There has been some grousing that this is unfair, but on the whole it seems that those most directly aggrieved by the expropriation of the girls events are afraid of coming out as politically incorrect. They fear acknowledging the obvious -- that there are physiological differences between the sexes, starting with the male and female chromosomes, differences that in general give athletic advantages to males, advantages confirmed by the instant success of the boys competing in the girls track meets.
Connecticut law now presumes to deny this basic science by insisting on the right of people who reject their biological gender to use the bathrooms designated for the other gender. The ancient right of sexual privacy has been crushed under the heel of this political correctness.

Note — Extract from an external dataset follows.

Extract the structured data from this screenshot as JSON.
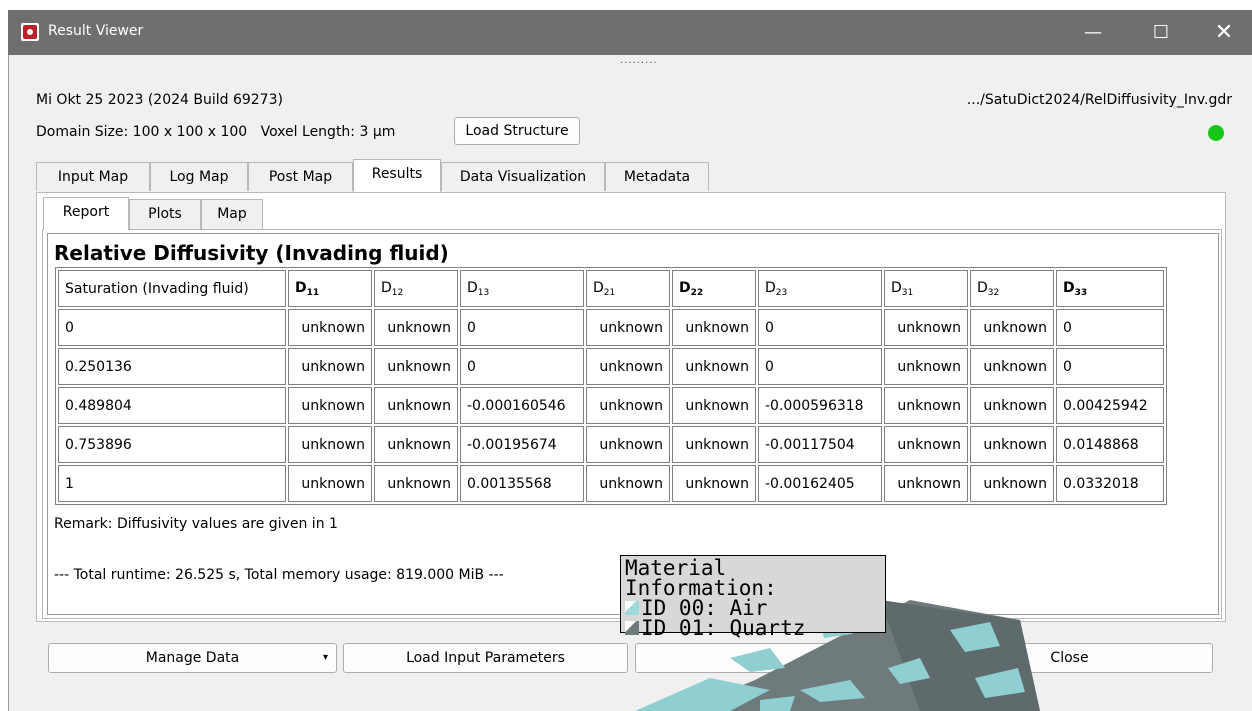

Biology and science are being discarded in favor of mere individual desire, leaving society with no objective criteria for determining whether someone is male or female. People are to be only what they call themselves, though it used to be understood that, as Lincoln noted, just calling a tail a leg doesn't make it one.
If, as this trend presumes, there are really no differences between the sexes, there no longer will be any rationale for gender divisions in sports, from schools right up through professional leagues. As men who impersonate women begin competing that way, athletic opportunities and recognition for women will be reduced, as the success of the transgendered high school runners in Connecticut already has reduced them. Are women really going to sit quietly through this?
Requiring those runners to compete against their biological gender would deny them no opportunity. As this would remain a free country, the boys could still style and present themselves as girls. No one would have any power to interfere with their personal lives. There would be no need to review their medical histories, as is done elsewhere with claims of transgenderism, nor to psychoanalyze them. They could be themselves and their unconventionality would be no more publicized than it already is. No longer taking advantage of others, they would be less resented.
Indeed, in that case any honors they won might be considered not just more fairly but also more courageously won than honors they won by pretending to be girls.
Political correctness can intimidate people into silence but it can't control what they think, and honors received by able-bodied boys and men competing athletically against girls and women are not likely ever to be considered completely legitimate -- and they shouldn't be, no matter how much the White Queen enjoyed believing impossible things.
Chris Powell is a columnist for the Journal Inquirer, in Manchester, Conn.